Your Insurance Matters: How will you pay for long-term health care?
Your Insurance Matters
How will you pay for long-term health care?
by Shirley R. Lamdan, CLU, Hagerstown, MD
How will you pay for long-term health care? Many seniors aren't aware of the crisis they might face without an insurance plan.
Long-term care insurance can help protect your assets and help pay for your care as you get older. How can shoppers become more informed consumers?
To learn about long-term care and about long term care insurance, there are a couple of super-helpful government websites and publications. "A Shopper's Guide to Long Term Care Insurance" is available from your insurance professional and at www.naic.org. And, a wonderfully helpful government website is www.longtermcare.gov.
You'll find out about the costs of care, the types of care, where care is provided, what medical insurance and government will pay and will not pay, and much more.
Let's highlight some trends. We are living longer than ever. The number of people who are 100 years old and older in the United States has climbed to over 50,000! The Journal of the American Medical Association published an article about 100 year olds and their healthy aging!
About 70% of today's 65 year olds will need some form of care. Their care will be provided in their own home or at an assisted living center, nursing home, or at community-based day care centers.
Family members can help when all that's needed is simple assistance. In fact, family involvement will help seniors continue to live independently. It's when family support isn't available or is not sufficient, that seniors may use day care services, professional at-home services or enter a facility.
Will Medicare or Medicaid pay for long-term care? Medicare pays for only certain types of care and only for limited benefit periods. Medicaid, on the other hand, pays only after people have used up most of their financial resources.
Take some time to sit down with an experienced, caring, independent insurance professional. A discussion will help your insurance agent understand your particular needs and objectives. You'll want to compare insurance plans from several major insurers.
Some features in a long-term care insurance plan are vital to your financial security. First, you'll want to consider an inflation provision. You might purchase a plan today but not need it for years. When that time arrives, you'll want your plan to keep pace with the rising costs of care. That's what an inflation feature can do for you.
You'll want to consider as short a waiting period before benefits kick in as you can afford. Savings can be used up if insurance benefits don't start early enough.
Try to pay off your premiums before you retire.
Before you select benefit amounts, call and visit local senior care providers and consult www.longtermcare.gov. That way, you can learn the actual costs of care in your area and you'll know how much care you'll need to buy.
Quality matters, too, so visiting care sites will definitely reveal which care centers will offer the best services.

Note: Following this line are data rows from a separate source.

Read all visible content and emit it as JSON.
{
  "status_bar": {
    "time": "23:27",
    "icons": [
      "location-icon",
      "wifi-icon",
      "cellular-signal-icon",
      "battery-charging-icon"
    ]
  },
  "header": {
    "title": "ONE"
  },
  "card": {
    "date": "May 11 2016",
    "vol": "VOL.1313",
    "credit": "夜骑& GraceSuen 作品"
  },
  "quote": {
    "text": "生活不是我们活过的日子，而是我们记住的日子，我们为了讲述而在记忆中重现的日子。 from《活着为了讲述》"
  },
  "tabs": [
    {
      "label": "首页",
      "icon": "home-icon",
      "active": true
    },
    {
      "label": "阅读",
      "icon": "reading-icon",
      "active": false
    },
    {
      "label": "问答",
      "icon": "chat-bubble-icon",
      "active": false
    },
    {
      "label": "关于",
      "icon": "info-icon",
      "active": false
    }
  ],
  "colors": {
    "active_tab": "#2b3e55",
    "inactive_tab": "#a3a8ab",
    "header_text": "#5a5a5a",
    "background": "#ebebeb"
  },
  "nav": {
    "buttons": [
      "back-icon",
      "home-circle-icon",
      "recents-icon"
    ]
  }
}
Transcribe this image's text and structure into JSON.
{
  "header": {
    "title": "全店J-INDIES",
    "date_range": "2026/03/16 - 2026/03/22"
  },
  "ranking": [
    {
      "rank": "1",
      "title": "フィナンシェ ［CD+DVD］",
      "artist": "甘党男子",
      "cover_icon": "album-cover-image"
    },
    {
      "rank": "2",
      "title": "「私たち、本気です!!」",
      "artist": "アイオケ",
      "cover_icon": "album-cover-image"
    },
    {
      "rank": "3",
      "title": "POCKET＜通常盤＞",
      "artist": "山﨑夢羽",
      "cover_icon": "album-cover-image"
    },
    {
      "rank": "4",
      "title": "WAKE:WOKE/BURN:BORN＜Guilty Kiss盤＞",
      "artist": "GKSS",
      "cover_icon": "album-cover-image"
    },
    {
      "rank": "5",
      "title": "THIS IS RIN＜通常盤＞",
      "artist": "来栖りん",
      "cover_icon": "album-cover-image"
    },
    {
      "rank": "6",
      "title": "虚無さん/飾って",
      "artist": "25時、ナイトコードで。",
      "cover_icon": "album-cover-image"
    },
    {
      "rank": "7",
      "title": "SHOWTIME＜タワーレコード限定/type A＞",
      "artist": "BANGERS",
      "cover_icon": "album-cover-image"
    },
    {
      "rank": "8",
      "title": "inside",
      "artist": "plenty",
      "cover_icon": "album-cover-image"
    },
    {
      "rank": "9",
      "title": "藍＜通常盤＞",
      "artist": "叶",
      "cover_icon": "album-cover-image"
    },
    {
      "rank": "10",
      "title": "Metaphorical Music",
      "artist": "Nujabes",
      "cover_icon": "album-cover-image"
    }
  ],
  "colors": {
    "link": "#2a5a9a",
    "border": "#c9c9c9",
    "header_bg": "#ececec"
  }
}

Shopping for long term care insurance will take some time, some information, and some planning with a caring, independent insurance professional. Studies show that people who are financially most successful are those who have planned ahead.
By Shirley R. Lamdan CLU. Since 1982, Shirley Lamdan, of Hagerstown, Maryland, has been serving individuals, corporations, and non-profits with independent retirement and insurance services. Contact her at 301-791-9427 or 800-628-3449. The website is www.lamdanselect.com. Her e-mail is firstname.lastname@example.org.